Allow yourself time to make it back to the trailhead, campsite or other safe place before nightfall. If you intend to be outdoors after nightfall, plan ahead and bring appropriate gear and clothing.
7 | Don’t drink the water.
Even the cleanest looking water can be carrying waterborne parasites and bacteria that can cause serious illness. Unless you are certain a water source is safe, do not drink directly from it. Carry in more than enough water for your outing or bring something to filter the water before drinking it. // Check out my favorite simple and affordable standalone water filtration device (REI and Amazon). // Find my favorite affordable water filtration device that integrates with a water bottle (REI and Amazon).
8 | Avoid lightning strikes.
If you find yourself in the outdoors without a shelter during lightning or an electric storm, there are several precautions you can take to minimize your risk of being struck. First, seek a low spot by heading downhill if possible. If on water, make every effort to get off of the water as soon as possible. Avoid standing near an isolated tree. A forest or open field are safer options.
Crouch with your feet together instead of apart, keeping only your feet in contact with the ground. If you are with others, be sure to crouch at least 15 feet apart from one another.
Set down any metal objects such as hiking poles, paddles, or packs with metal frames.
9 | Know what to do if you get lost.
First, make every effort to stay calm. Before wandering further, collect your thoughts and attempt to remember how you got to your current location. Take a moment to try to find your current location on the map (Read more about day hiking essentials here). Note any landmarks such as bodies of water, peaks, unique formations or vegetation.

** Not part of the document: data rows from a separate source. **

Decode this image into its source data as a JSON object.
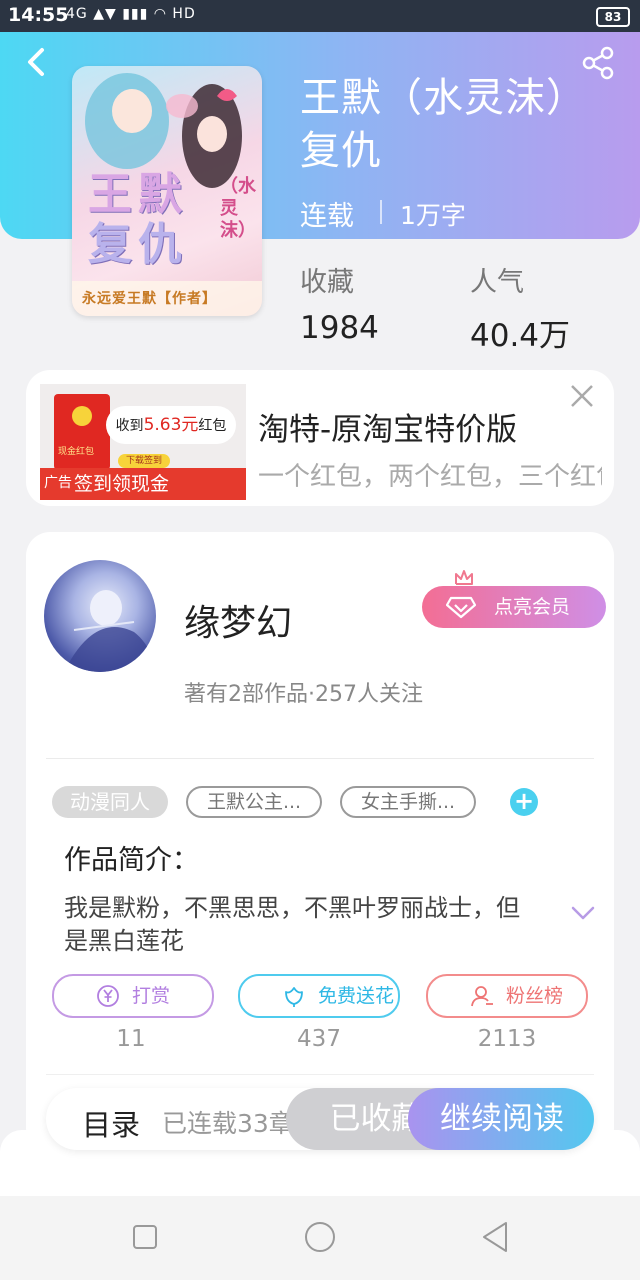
{
  "status_bar": {
    "time": "14:55",
    "network_icons": "4G ▲▼ ▮▮▮ ◠ HD",
    "battery": "83"
  },
  "header": {
    "back_icon": "chevron-left-icon",
    "share_icon": "share-icon"
  },
  "book": {
    "cover": {
      "title_line1": "王默",
      "title_line2": "复仇",
      "subtitle": "（水灵沫）",
      "author_line": "永远爱王默【作者】"
    },
    "title": "王默（水灵沫）复仇",
    "status": "连载",
    "word_count": "1万字",
    "favorites_label": "收藏",
    "favorites_value": "1984",
    "popularity_label": "人气",
    "popularity_value": "40.4万"
  },
  "ad": {
    "image": {
      "bubble_prefix": "收到",
      "bubble_amount": "5.63元",
      "bubble_suffix": "红包",
      "envelope_text": "现金红包",
      "download_label": "下载签到",
      "banner_text": "签到领现金",
      "badge": "广告"
    },
    "title": "淘特-原淘宝特价版",
    "description": "一个红包，两个红包，三个红包",
    "close_icon": "close-icon"
  },
  "author": {
    "name": "缘梦幻",
    "stats": "著有2部作品·257人关注",
    "vip_button": "点亮会员",
    "vip_icon": "diamond-icon",
    "crown_icon": "crown-icon"
  },
  "tags": [
    "动漫同人",
    "王默公主...",
    "女主手撕..."
  ],
  "intro": {
    "heading": "作品简介：",
    "text": "我是默粉，不黑思思，不黑叶罗丽战士，但是黑白莲花"
  },
  "actions": [
    {
      "label": "打赏",
      "count": "11",
      "icon": "yen-icon"
    },
    {
      "label": "免费送花",
      "count": "437",
      "icon": "flower-icon"
    },
    {
      "label": "粉丝榜",
      "count": "2113",
      "icon": "person-icon"
    }
  ],
  "bottom_bar": {
    "toc_label": "目录",
    "toc_status": "已连载33章",
    "collected_label": "已收藏",
    "continue_label": "继续阅读"
  },
  "colors": {
    "header_start": "#4dd8f3",
    "header_end": "#b89cee",
    "reward": "#b27fe0",
    "flower": "#2fb8e5",
    "fans": "#ee7474",
    "vip_start": "#f36e94",
    "vip_end": "#cf8fe6"
  }
}
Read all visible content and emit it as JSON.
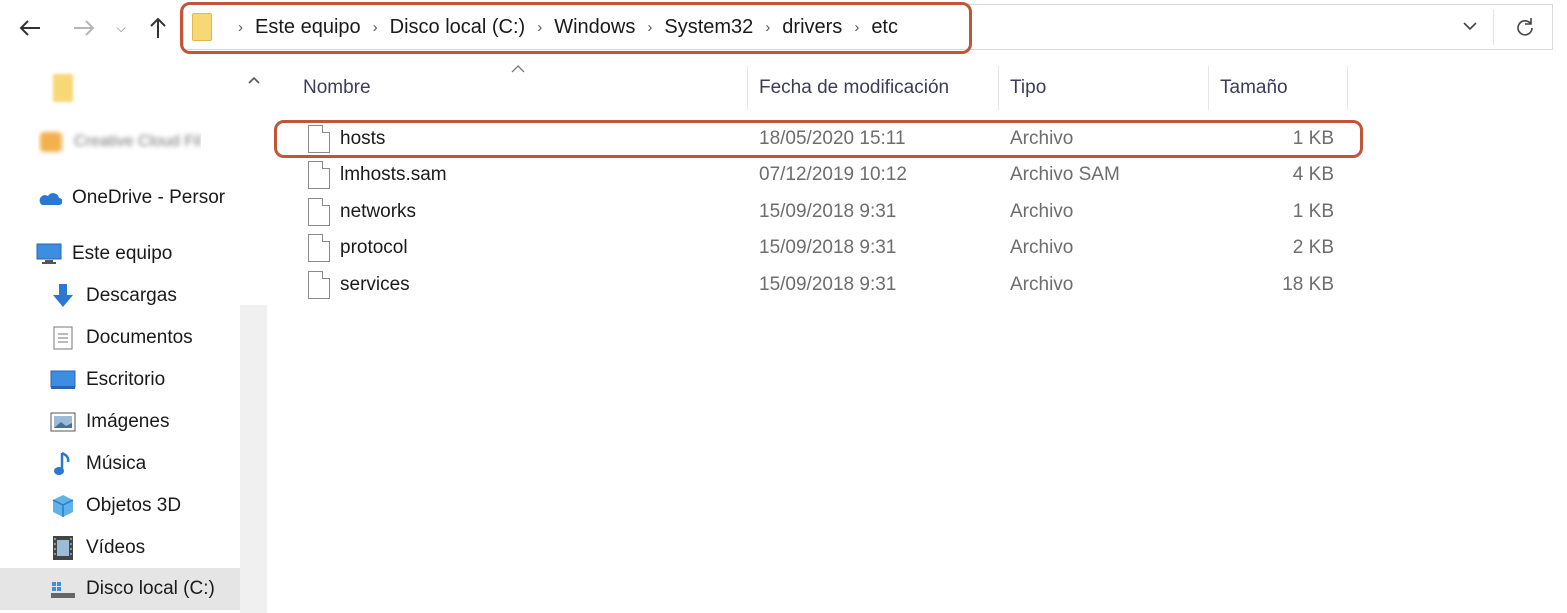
{
  "address": {
    "breadcrumbs": [
      "Este equipo",
      "Disco local (C:)",
      "Windows",
      "System32",
      "drivers",
      "etc"
    ],
    "dropdown_icon": "chevron-down-icon",
    "refresh_icon": "refresh-icon"
  },
  "nav": {
    "back_icon": "arrow-left-icon",
    "forward_icon": "arrow-right-icon",
    "recent_icon": "chevron-down-icon",
    "up_icon": "arrow-up-icon"
  },
  "sidebar": {
    "items": [
      {
        "label": "",
        "icon": "folder-icon"
      },
      {
        "label": "Creative Cloud Fil",
        "icon": "creative-cloud-icon"
      },
      {
        "label": "OneDrive - Persor",
        "icon": "cloud-icon"
      },
      {
        "label": "Este equipo",
        "icon": "computer-icon"
      },
      {
        "label": "Descargas",
        "icon": "download-icon"
      },
      {
        "label": "Documentos",
        "icon": "document-icon"
      },
      {
        "label": "Escritorio",
        "icon": "desktop-icon"
      },
      {
        "label": "Imágenes",
        "icon": "pictures-icon"
      },
      {
        "label": "Música",
        "icon": "music-icon"
      },
      {
        "label": "Objetos 3D",
        "icon": "cube-icon"
      },
      {
        "label": "Vídeos",
        "icon": "video-icon"
      },
      {
        "label": "Disco local (C:)",
        "icon": "drive-icon"
      }
    ]
  },
  "columns": {
    "name": "Nombre",
    "modified": "Fecha de modificación",
    "type": "Tipo",
    "size": "Tamaño"
  },
  "files": [
    {
      "name": "hosts",
      "modified": "18/05/2020 15:11",
      "type": "Archivo",
      "size": "1 KB"
    },
    {
      "name": "lmhosts.sam",
      "modified": "07/12/2019 10:12",
      "type": "Archivo SAM",
      "size": "4 KB"
    },
    {
      "name": "networks",
      "modified": "15/09/2018 9:31",
      "type": "Archivo",
      "size": "1 KB"
    },
    {
      "name": "protocol",
      "modified": "15/09/2018 9:31",
      "type": "Archivo",
      "size": "2 KB"
    },
    {
      "name": "services",
      "modified": "15/09/2018 9:31",
      "type": "Archivo",
      "size": "18 KB"
    }
  ],
  "colors": {
    "highlight": "#c0553a",
    "folder": "#f8d775",
    "selected_bg": "#e5e5e5"
  }
}
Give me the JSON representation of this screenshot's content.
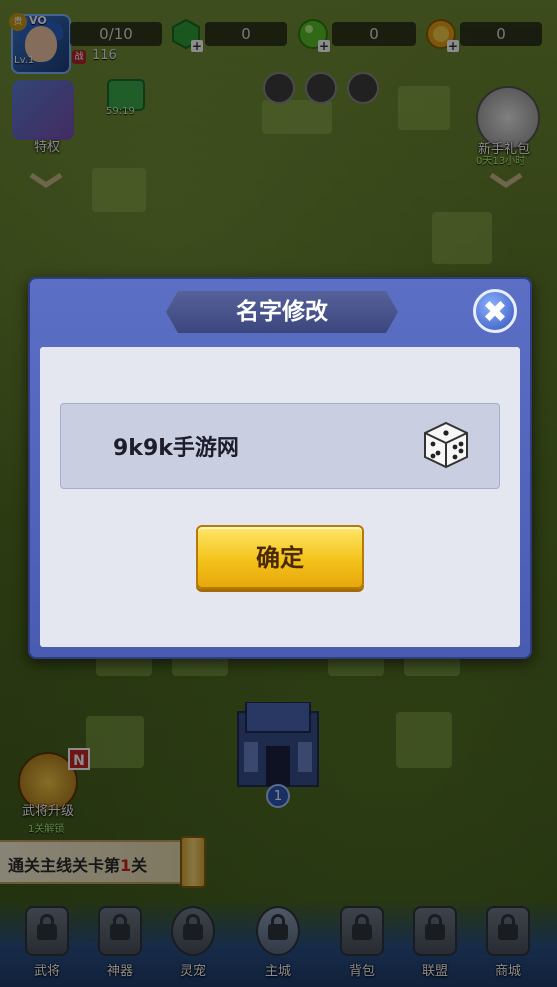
{
  "player": {
    "vip_label": "VO",
    "vip_badge": "贵",
    "level": "Lv.1",
    "stamina": "0/10",
    "power_icon": "战",
    "power": "116"
  },
  "resources": [
    {
      "name": "green-gem",
      "value": "0",
      "color": "#2f9e3a"
    },
    {
      "name": "green-orb",
      "value": "0",
      "color": "#5bbf2a"
    },
    {
      "name": "gold-coin",
      "value": "0",
      "color": "#e0a11a"
    }
  ],
  "left_menu": {
    "privilege_label": "特权",
    "timer": "59:19"
  },
  "right_menu": {
    "gift_label": "新手礼包",
    "gift_time": "0天13小时"
  },
  "modal": {
    "title": "名字修改",
    "name_value": "9k9k手游网",
    "confirm_label": "确定",
    "close_glyph": "✖"
  },
  "castle": {
    "level": "1"
  },
  "upgrade": {
    "label": "武将升级",
    "badge": "N",
    "sub": "1关解锁"
  },
  "quest": {
    "prefix": "通关主线关卡第",
    "number": "1",
    "suffix": "关"
  },
  "nav": [
    {
      "label": "武将"
    },
    {
      "label": "神器"
    },
    {
      "label": "灵宠"
    },
    {
      "label": "主城"
    },
    {
      "label": "背包"
    },
    {
      "label": "联盟"
    },
    {
      "label": "商城"
    }
  ]
}
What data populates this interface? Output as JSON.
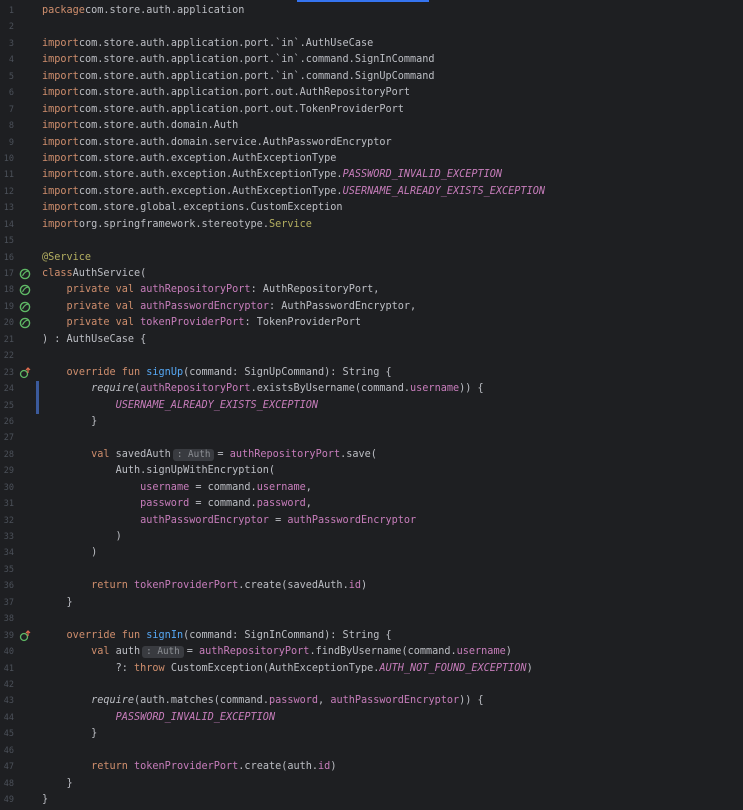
{
  "editor": {
    "lines": [
      {
        "n": "1",
        "segs": [
          [
            "kw",
            "package"
          ],
          [
            "",
            "com.store.auth.application"
          ]
        ]
      },
      {
        "n": "2",
        "segs": []
      },
      {
        "n": "3",
        "segs": [
          [
            "kw",
            "import"
          ],
          [
            "",
            "com.store.auth.application.port.`in`.AuthUseCase"
          ]
        ]
      },
      {
        "n": "4",
        "segs": [
          [
            "kw",
            "import"
          ],
          [
            "",
            "com.store.auth.application.port.`in`.command.SignInCommand"
          ]
        ]
      },
      {
        "n": "5",
        "segs": [
          [
            "kw",
            "import"
          ],
          [
            "",
            "com.store.auth.application.port.`in`.command.SignUpCommand"
          ]
        ]
      },
      {
        "n": "6",
        "segs": [
          [
            "kw",
            "import"
          ],
          [
            "",
            "com.store.auth.application.port.out.AuthRepositoryPort"
          ]
        ]
      },
      {
        "n": "7",
        "segs": [
          [
            "kw",
            "import"
          ],
          [
            "",
            "com.store.auth.application.port.out.TokenProviderPort"
          ]
        ]
      },
      {
        "n": "8",
        "segs": [
          [
            "kw",
            "import"
          ],
          [
            "",
            "com.store.auth.domain.Auth"
          ]
        ]
      },
      {
        "n": "9",
        "segs": [
          [
            "kw",
            "import"
          ],
          [
            "",
            "com.store.auth.domain.service.AuthPasswordEncryptor"
          ]
        ]
      },
      {
        "n": "10",
        "segs": [
          [
            "kw",
            "import"
          ],
          [
            "",
            "com.store.auth.exception.AuthExceptionType"
          ]
        ]
      },
      {
        "n": "11",
        "segs": [
          [
            "kw",
            "import"
          ],
          [
            "",
            "com.store.auth.exception.AuthExceptionType."
          ],
          [
            "cst",
            "PASSWORD_INVALID_EXCEPTION"
          ]
        ]
      },
      {
        "n": "12",
        "segs": [
          [
            "kw",
            "import"
          ],
          [
            "",
            "com.store.auth.exception.AuthExceptionType."
          ],
          [
            "cst",
            "USERNAME_ALREADY_EXISTS_EXCEPTION"
          ]
        ]
      },
      {
        "n": "13",
        "segs": [
          [
            "kw",
            "import"
          ],
          [
            "",
            "com.store.global.exceptions.CustomException"
          ]
        ]
      },
      {
        "n": "14",
        "segs": [
          [
            "kw",
            "import"
          ],
          [
            "",
            "org.springframework.stereotype."
          ],
          [
            "ann",
            "Service"
          ]
        ]
      },
      {
        "n": "15",
        "segs": []
      },
      {
        "n": "16",
        "segs": [
          [
            "ann",
            "@Service"
          ]
        ]
      },
      {
        "n": "17",
        "icon": "spring-bean-icon",
        "segs": [
          [
            "kw",
            "class"
          ],
          [
            "",
            "AuthService("
          ]
        ]
      },
      {
        "n": "18",
        "icon": "spring-bean-icon",
        "segs": [
          [
            "",
            "    "
          ],
          [
            "kw",
            "private val"
          ],
          [
            "",
            ""
          ],
          [
            "prop",
            "authRepositoryPort"
          ],
          [
            "",
            ": AuthRepositoryPort,"
          ]
        ]
      },
      {
        "n": "19",
        "icon": "spring-bean-icon",
        "segs": [
          [
            "",
            "    "
          ],
          [
            "kw",
            "private val"
          ],
          [
            "",
            ""
          ],
          [
            "prop",
            "authPasswordEncryptor"
          ],
          [
            "",
            ": AuthPasswordEncryptor,"
          ]
        ]
      },
      {
        "n": "20",
        "icon": "spring-bean-icon",
        "segs": [
          [
            "",
            "    "
          ],
          [
            "kw",
            "private val"
          ],
          [
            "",
            ""
          ],
          [
            "prop",
            "tokenProviderPort"
          ],
          [
            "",
            ": TokenProviderPort"
          ]
        ]
      },
      {
        "n": "21",
        "segs": [
          [
            "",
            ") : AuthUseCase {"
          ]
        ]
      },
      {
        "n": "22",
        "segs": []
      },
      {
        "n": "23",
        "icon": "override-icon",
        "segs": [
          [
            "",
            "    "
          ],
          [
            "kw",
            "override fun"
          ],
          [
            "",
            ""
          ],
          [
            "fn",
            "signUp"
          ],
          [
            "",
            "(command: SignUpCommand): String {"
          ]
        ]
      },
      {
        "n": "24",
        "changed": true,
        "segs": [
          [
            "",
            "        "
          ],
          [
            "itl",
            "require"
          ],
          [
            "",
            "("
          ],
          [
            "prop",
            "authRepositoryPort"
          ],
          [
            "",
            ".existsByUsername(command."
          ],
          [
            "prop",
            "username"
          ],
          [
            "",
            ")) {"
          ]
        ]
      },
      {
        "n": "25",
        "changed": true,
        "segs": [
          [
            "",
            "            "
          ],
          [
            "cst",
            "USERNAME_ALREADY_EXISTS_EXCEPTION"
          ]
        ]
      },
      {
        "n": "26",
        "segs": [
          [
            "",
            "        }"
          ]
        ]
      },
      {
        "n": "27",
        "segs": []
      },
      {
        "n": "28",
        "hint": ": Auth",
        "segs": [
          [
            "",
            "        "
          ],
          [
            "kw",
            "val"
          ],
          [
            "",
            " savedAuth"
          ],
          [
            "hint",
            ""
          ],
          [
            "",
            "= "
          ],
          [
            "prop",
            "authRepositoryPort"
          ],
          [
            "",
            ".save("
          ]
        ]
      },
      {
        "n": "29",
        "segs": [
          [
            "",
            "            Auth.signUpWithEncryption("
          ]
        ]
      },
      {
        "n": "30",
        "segs": [
          [
            "",
            "                "
          ],
          [
            "prop",
            "username"
          ],
          [
            "",
            " = command."
          ],
          [
            "prop",
            "username"
          ],
          [
            "",
            ","
          ]
        ]
      },
      {
        "n": "31",
        "segs": [
          [
            "",
            "                "
          ],
          [
            "prop",
            "password"
          ],
          [
            "",
            " = command."
          ],
          [
            "prop",
            "password"
          ],
          [
            "",
            ","
          ]
        ]
      },
      {
        "n": "32",
        "segs": [
          [
            "",
            "                "
          ],
          [
            "prop",
            "authPasswordEncryptor"
          ],
          [
            "",
            " = "
          ],
          [
            "prop",
            "authPasswordEncryptor"
          ]
        ]
      },
      {
        "n": "33",
        "segs": [
          [
            "",
            "            )"
          ]
        ]
      },
      {
        "n": "34",
        "segs": [
          [
            "",
            "        )"
          ]
        ]
      },
      {
        "n": "35",
        "segs": []
      },
      {
        "n": "36",
        "segs": [
          [
            "",
            "        "
          ],
          [
            "kw",
            "return"
          ],
          [
            "",
            ""
          ],
          [
            "prop",
            "tokenProviderPort"
          ],
          [
            "",
            ".create(savedAuth."
          ],
          [
            "prop",
            "id"
          ],
          [
            "",
            ")"
          ]
        ]
      },
      {
        "n": "37",
        "segs": [
          [
            "",
            "    }"
          ]
        ]
      },
      {
        "n": "38",
        "segs": []
      },
      {
        "n": "39",
        "icon": "override-icon",
        "segs": [
          [
            "",
            "    "
          ],
          [
            "kw",
            "override fun"
          ],
          [
            "",
            ""
          ],
          [
            "fn",
            "signIn"
          ],
          [
            "",
            "(command: SignInCommand): String {"
          ]
        ]
      },
      {
        "n": "40",
        "hint": ": Auth",
        "segs": [
          [
            "",
            "        "
          ],
          [
            "kw",
            "val"
          ],
          [
            "",
            " auth"
          ],
          [
            "hint",
            ""
          ],
          [
            "",
            "= "
          ],
          [
            "prop",
            "authRepositoryPort"
          ],
          [
            "",
            ".findByUsername(command."
          ],
          [
            "prop",
            "username"
          ],
          [
            "",
            ")"
          ]
        ]
      },
      {
        "n": "41",
        "segs": [
          [
            "",
            "            ?: "
          ],
          [
            "kw",
            "throw"
          ],
          [
            "",
            " CustomException(AuthExceptionType."
          ],
          [
            "cst",
            "AUTH_NOT_FOUND_EXCEPTION"
          ],
          [
            "",
            ")"
          ]
        ]
      },
      {
        "n": "42",
        "segs": []
      },
      {
        "n": "43",
        "segs": [
          [
            "",
            "        "
          ],
          [
            "itl",
            "require"
          ],
          [
            "",
            "(auth.matches(command."
          ],
          [
            "prop",
            "password"
          ],
          [
            "",
            ", "
          ],
          [
            "prop",
            "authPasswordEncryptor"
          ],
          [
            "",
            ")) {"
          ]
        ]
      },
      {
        "n": "44",
        "segs": [
          [
            "",
            "            "
          ],
          [
            "cst",
            "PASSWORD_INVALID_EXCEPTION"
          ]
        ]
      },
      {
        "n": "45",
        "segs": [
          [
            "",
            "        }"
          ]
        ]
      },
      {
        "n": "46",
        "segs": []
      },
      {
        "n": "47",
        "segs": [
          [
            "",
            "        "
          ],
          [
            "kw",
            "return"
          ],
          [
            "",
            ""
          ],
          [
            "prop",
            "tokenProviderPort"
          ],
          [
            "",
            ".create(auth."
          ],
          [
            "prop",
            "id"
          ],
          [
            "",
            ")"
          ]
        ]
      },
      {
        "n": "48",
        "segs": [
          [
            "",
            "    }"
          ]
        ]
      },
      {
        "n": "49",
        "segs": [
          [
            "",
            "}"
          ]
        ]
      }
    ]
  },
  "colors": {
    "background": "#1e1f22",
    "text": "#bcbec4",
    "keyword": "#cf8e6d",
    "annotation": "#b3ae60",
    "function": "#56a8f5",
    "property": "#c77dbb",
    "line_number": "#4b5059",
    "hint_bg": "#393b40",
    "accent": "#3574f0"
  }
}
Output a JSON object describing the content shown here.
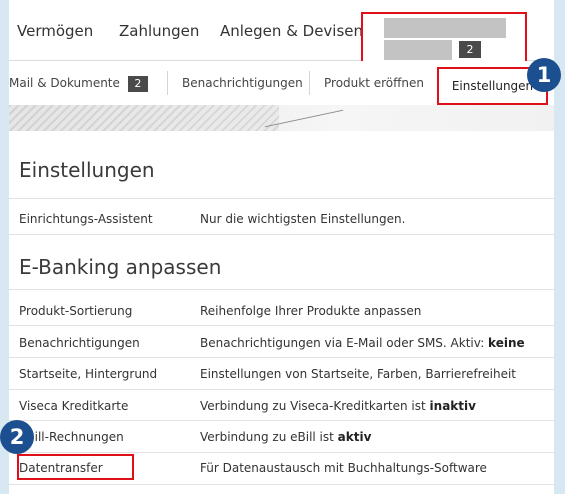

If you are able to identify your location on the map, use your compass to walk intentionally using your map as a guide. Don’t leave the trail if at all possible as it will make navigating significantly more challenging. If you are unable to identify your location on the map, attempt to locate a body of water or drainage ditch that you may be able to follow.
If it is near nightfall or you are otherwise unable to safely continue, consider staying put overnight. Use your day hike packing list items to keep you safe and warm until sunrise.
10 | Never approach wildlife.
Remember, you are wandering around their home. Observe wildlife from a distance. If you see a mama and its a babies, be particularly cautious.
Outdoor Adventure Safety Tips: When You Return
The adventure doesn’t end when you return from enjoying the outdoors!
1 | Clean your gear and store it properly.
Extend the life of your equipment and keep your gear in good working order for your next adventure by gently cleaning it and storing it.
2 | Take care of your body.
Check in with your body and tend to any areas that are sore or otherwise need attention. Make sure you are rehydrated, blister free, and stretch if you feel tight. This will help your body recover more quickly.
3 | Celebrate and plan the next adventure.
Relish in the feeling of accomplishment – you did it! Do a happy dance, pat yourself on the back, share it on the ‘gram, and tell your friends all about it. Now, where to next?
How to Stay Safe on Your Next Outdoor Adventure
Nature is beautiful, but it can also be humbling and unforgiving. But, many of the risks can be eliminated or minimized if you use these essential outdoor adventure safety tips.